If E is a set of numerical statistical data, P is a set of weights and R is a function of E in P that associates a weight to each value of E in P, then the weighted mean of the data in E is the quotient of the products of E × P by the sum of the weight.

### Notation

Because a weighted mean is different from an arithmetic mean, it is sometimes helpful to use a different notation. So, for a distribution in which the arithmetic mean is \(\overline{x}\), we will note the weighted mean as \(\overline{x}_p\).

### Example

Consider a set of school grades described like this:

Steps | Weights | Notes |

1 | 15 % | 72 % |

2 | 20 % | 65 % |

3 | 30 % | 78 % |

4 | 35 % | 70 % |

Total | 100 % | 71,7 % |

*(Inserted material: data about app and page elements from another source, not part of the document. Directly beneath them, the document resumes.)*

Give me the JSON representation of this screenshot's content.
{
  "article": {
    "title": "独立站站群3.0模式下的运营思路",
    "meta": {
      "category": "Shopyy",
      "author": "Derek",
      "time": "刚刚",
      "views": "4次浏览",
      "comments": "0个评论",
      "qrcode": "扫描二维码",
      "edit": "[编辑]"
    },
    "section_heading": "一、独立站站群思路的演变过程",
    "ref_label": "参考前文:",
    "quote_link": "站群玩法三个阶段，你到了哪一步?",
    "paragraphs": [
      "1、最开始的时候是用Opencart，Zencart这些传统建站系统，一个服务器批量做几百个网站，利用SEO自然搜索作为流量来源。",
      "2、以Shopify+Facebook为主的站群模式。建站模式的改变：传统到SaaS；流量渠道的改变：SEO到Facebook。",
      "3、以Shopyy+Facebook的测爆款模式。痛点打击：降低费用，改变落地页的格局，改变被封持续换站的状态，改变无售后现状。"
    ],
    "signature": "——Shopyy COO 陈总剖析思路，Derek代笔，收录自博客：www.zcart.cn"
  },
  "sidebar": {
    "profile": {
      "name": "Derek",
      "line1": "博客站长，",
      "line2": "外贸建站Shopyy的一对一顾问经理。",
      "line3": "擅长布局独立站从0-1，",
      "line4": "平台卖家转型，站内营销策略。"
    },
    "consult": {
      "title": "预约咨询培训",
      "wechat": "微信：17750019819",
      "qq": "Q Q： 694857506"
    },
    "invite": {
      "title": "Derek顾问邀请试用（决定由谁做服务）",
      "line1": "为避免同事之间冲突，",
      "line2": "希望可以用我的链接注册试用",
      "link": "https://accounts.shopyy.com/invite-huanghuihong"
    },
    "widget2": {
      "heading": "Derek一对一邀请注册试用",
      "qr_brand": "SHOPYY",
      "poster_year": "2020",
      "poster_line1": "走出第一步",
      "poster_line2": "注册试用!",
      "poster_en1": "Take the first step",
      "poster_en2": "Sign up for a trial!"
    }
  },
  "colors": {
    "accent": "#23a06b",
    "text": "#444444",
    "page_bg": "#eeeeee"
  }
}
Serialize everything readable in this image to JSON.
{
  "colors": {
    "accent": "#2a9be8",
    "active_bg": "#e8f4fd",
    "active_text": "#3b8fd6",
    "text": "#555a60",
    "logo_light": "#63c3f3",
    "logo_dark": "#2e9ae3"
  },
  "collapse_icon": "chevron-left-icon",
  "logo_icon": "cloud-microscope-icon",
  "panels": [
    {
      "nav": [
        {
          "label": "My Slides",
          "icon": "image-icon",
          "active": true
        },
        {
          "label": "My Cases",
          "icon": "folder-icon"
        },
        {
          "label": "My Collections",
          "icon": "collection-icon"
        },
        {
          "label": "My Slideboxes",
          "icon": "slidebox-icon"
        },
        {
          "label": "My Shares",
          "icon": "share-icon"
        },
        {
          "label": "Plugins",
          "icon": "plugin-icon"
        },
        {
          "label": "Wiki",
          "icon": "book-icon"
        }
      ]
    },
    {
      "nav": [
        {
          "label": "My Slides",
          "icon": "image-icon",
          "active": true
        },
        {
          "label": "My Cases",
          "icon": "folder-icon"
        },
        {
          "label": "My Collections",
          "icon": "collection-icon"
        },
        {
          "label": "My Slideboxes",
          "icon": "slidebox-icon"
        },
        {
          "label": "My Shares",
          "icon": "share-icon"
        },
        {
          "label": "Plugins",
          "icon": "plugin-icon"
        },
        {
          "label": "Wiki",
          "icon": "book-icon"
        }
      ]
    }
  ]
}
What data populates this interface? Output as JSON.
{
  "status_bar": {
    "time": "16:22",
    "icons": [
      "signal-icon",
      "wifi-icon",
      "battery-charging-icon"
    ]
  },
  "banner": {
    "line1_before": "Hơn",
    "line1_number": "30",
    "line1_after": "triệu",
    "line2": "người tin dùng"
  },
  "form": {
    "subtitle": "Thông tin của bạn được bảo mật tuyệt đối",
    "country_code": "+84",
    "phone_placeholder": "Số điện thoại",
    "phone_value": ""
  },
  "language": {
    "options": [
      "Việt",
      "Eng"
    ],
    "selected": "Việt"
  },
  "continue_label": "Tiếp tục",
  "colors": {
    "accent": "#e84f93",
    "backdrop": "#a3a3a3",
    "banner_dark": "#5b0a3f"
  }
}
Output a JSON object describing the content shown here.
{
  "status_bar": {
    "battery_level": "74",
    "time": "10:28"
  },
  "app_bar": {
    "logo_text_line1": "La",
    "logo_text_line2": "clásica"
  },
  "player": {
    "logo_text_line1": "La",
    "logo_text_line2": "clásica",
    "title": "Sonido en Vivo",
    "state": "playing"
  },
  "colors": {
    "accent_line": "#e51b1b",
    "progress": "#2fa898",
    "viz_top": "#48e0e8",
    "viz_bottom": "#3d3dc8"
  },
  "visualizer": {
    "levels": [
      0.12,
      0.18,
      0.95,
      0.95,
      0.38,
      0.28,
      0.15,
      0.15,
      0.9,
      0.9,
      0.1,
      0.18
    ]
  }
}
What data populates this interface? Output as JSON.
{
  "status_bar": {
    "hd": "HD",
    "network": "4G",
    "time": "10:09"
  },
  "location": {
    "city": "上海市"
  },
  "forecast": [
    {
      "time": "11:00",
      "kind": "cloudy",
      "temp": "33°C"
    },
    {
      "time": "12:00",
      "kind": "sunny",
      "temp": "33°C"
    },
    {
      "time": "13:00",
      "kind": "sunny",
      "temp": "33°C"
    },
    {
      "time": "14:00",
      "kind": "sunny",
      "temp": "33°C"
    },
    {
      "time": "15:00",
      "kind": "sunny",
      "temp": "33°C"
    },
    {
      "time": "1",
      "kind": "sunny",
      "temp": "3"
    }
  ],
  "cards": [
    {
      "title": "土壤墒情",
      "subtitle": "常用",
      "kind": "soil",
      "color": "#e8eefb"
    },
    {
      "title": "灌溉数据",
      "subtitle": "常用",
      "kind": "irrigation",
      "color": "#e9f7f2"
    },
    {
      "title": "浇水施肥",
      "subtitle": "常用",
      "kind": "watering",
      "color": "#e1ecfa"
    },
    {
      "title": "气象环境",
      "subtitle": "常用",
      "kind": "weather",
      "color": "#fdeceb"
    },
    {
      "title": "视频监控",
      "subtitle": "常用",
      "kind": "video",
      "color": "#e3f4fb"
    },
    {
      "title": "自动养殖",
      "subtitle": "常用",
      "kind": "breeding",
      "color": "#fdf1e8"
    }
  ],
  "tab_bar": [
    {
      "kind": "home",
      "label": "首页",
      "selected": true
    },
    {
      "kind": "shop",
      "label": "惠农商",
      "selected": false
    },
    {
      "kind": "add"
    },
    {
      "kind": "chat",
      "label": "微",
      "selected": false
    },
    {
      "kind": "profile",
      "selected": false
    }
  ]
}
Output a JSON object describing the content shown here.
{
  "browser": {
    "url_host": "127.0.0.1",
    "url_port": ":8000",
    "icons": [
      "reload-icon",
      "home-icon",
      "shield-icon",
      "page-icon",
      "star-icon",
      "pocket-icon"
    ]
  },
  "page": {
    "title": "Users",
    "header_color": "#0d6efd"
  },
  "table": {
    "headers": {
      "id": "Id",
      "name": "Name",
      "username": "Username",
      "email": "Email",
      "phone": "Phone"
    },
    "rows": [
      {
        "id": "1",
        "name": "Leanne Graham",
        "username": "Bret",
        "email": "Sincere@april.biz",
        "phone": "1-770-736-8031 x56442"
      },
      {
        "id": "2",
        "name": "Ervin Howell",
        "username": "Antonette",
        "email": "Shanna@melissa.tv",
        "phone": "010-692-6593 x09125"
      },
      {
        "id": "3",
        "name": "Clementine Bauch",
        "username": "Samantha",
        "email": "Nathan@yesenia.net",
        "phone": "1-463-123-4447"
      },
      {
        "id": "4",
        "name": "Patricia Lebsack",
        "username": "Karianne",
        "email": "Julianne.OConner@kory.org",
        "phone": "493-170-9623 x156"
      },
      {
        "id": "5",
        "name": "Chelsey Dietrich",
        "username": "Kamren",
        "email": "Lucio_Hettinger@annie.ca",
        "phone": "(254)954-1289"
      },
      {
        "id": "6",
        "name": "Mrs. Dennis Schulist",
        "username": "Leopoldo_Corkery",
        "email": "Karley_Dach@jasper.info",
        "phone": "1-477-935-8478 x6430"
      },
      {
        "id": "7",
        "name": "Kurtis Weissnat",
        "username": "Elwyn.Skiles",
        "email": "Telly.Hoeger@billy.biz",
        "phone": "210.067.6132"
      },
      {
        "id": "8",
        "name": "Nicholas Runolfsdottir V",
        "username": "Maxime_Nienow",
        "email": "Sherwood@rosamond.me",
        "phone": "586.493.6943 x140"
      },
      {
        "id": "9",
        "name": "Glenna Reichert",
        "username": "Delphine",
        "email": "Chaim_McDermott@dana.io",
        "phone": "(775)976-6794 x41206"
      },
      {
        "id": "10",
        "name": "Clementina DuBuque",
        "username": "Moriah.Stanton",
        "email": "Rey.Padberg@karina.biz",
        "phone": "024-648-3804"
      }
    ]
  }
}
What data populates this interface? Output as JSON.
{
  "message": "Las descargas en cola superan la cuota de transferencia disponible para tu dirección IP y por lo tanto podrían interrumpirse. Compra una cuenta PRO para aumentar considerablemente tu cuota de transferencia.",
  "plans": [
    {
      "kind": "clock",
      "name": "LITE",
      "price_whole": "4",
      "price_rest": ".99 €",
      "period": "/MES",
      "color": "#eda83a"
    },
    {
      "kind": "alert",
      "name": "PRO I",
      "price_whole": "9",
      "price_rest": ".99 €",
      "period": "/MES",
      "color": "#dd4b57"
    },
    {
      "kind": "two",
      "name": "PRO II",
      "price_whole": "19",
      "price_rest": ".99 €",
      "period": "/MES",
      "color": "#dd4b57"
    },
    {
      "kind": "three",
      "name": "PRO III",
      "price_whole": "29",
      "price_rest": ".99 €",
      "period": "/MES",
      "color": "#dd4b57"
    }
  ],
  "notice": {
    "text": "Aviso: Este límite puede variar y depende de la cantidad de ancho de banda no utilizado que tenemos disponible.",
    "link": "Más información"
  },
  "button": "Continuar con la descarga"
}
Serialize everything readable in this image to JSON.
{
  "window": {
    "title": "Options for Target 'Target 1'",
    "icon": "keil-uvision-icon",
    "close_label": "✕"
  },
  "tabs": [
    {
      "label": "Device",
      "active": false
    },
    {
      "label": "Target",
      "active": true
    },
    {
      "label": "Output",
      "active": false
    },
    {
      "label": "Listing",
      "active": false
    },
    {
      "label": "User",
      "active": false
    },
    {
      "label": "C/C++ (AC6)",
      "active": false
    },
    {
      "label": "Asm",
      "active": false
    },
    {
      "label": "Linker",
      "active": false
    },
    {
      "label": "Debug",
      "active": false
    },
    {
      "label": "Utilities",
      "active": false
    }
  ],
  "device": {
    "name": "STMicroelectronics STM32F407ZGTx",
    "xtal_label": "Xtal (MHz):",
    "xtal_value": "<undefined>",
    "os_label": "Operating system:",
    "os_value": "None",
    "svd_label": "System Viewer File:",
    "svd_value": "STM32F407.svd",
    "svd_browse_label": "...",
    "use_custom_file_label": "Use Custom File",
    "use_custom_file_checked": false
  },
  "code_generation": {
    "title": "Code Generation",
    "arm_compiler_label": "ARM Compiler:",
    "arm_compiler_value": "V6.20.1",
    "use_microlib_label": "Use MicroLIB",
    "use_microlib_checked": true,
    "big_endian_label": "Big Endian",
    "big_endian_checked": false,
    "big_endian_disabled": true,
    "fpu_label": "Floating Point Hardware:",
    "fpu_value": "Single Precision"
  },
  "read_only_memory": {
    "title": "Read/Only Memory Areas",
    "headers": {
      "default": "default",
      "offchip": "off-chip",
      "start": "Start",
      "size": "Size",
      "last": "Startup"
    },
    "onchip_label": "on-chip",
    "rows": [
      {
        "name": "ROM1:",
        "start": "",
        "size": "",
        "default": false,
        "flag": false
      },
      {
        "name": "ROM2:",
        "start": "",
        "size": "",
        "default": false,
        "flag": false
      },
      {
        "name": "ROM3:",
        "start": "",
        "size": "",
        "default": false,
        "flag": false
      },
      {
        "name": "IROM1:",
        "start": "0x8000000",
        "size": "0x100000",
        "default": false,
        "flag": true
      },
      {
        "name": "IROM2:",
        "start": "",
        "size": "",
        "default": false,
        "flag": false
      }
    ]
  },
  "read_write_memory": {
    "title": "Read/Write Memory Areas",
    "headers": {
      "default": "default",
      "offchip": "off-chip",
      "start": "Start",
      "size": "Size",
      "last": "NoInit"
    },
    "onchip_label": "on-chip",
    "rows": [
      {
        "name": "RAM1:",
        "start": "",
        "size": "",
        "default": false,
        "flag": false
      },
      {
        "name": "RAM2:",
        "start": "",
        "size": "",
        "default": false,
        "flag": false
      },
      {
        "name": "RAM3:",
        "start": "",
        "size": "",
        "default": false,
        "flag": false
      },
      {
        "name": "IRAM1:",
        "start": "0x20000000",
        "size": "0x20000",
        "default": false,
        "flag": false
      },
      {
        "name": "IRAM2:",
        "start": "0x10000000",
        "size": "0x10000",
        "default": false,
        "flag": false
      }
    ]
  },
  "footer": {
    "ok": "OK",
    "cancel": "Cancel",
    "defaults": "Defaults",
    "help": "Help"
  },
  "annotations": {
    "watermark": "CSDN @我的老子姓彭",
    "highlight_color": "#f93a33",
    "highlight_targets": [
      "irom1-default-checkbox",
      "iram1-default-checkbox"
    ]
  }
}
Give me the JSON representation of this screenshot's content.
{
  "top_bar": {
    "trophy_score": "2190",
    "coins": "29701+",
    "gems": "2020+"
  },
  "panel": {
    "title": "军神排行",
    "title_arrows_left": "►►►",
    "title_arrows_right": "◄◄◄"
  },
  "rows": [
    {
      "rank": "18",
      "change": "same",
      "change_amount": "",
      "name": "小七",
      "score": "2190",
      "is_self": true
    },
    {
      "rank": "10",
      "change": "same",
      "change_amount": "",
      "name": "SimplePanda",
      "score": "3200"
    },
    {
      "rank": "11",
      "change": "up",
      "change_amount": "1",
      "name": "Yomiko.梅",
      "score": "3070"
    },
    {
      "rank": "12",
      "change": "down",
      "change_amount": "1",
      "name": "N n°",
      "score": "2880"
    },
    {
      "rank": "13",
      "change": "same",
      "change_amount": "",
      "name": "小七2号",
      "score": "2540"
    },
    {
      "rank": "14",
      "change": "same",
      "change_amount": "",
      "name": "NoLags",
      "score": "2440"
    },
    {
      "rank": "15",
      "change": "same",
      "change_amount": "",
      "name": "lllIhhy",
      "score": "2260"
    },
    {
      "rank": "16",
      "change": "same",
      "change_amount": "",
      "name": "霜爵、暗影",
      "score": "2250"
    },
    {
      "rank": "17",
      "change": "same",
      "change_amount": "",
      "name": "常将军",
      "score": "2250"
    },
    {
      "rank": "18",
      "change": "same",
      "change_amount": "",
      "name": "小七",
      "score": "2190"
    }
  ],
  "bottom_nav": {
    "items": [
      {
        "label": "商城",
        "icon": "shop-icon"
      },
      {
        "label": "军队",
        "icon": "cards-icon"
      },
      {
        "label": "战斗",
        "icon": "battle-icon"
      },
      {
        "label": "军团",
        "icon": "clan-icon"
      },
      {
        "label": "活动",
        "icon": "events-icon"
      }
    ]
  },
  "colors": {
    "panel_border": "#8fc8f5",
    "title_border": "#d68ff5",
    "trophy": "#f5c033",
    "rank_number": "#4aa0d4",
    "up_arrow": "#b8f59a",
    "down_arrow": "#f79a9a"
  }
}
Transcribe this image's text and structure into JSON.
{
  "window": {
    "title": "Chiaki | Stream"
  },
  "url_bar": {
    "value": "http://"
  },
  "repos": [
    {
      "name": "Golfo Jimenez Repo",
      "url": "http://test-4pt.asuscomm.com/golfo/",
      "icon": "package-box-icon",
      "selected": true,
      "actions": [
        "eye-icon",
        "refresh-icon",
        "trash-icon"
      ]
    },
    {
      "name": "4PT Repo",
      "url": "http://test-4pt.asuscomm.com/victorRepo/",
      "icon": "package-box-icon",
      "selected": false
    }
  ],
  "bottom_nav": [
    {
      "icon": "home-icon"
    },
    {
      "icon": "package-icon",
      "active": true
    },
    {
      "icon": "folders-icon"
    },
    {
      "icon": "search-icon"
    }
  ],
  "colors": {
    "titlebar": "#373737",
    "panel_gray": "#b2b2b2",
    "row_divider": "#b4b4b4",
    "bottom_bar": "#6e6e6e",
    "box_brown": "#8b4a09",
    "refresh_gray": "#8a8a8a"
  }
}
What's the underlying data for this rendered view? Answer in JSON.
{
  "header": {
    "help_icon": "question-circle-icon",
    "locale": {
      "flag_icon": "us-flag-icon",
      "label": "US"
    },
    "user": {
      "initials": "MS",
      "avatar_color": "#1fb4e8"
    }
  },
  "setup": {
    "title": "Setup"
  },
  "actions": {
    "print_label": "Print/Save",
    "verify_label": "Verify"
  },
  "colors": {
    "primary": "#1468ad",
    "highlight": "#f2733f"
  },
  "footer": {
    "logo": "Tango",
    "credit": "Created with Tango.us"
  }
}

\(\overline{x}_p = \dfrac {\left(72\times15\right)+\left(65\times20\right)+\left(78\times30\right)+\left(70\times35\right)} {15+20+30+35} = 71,7\).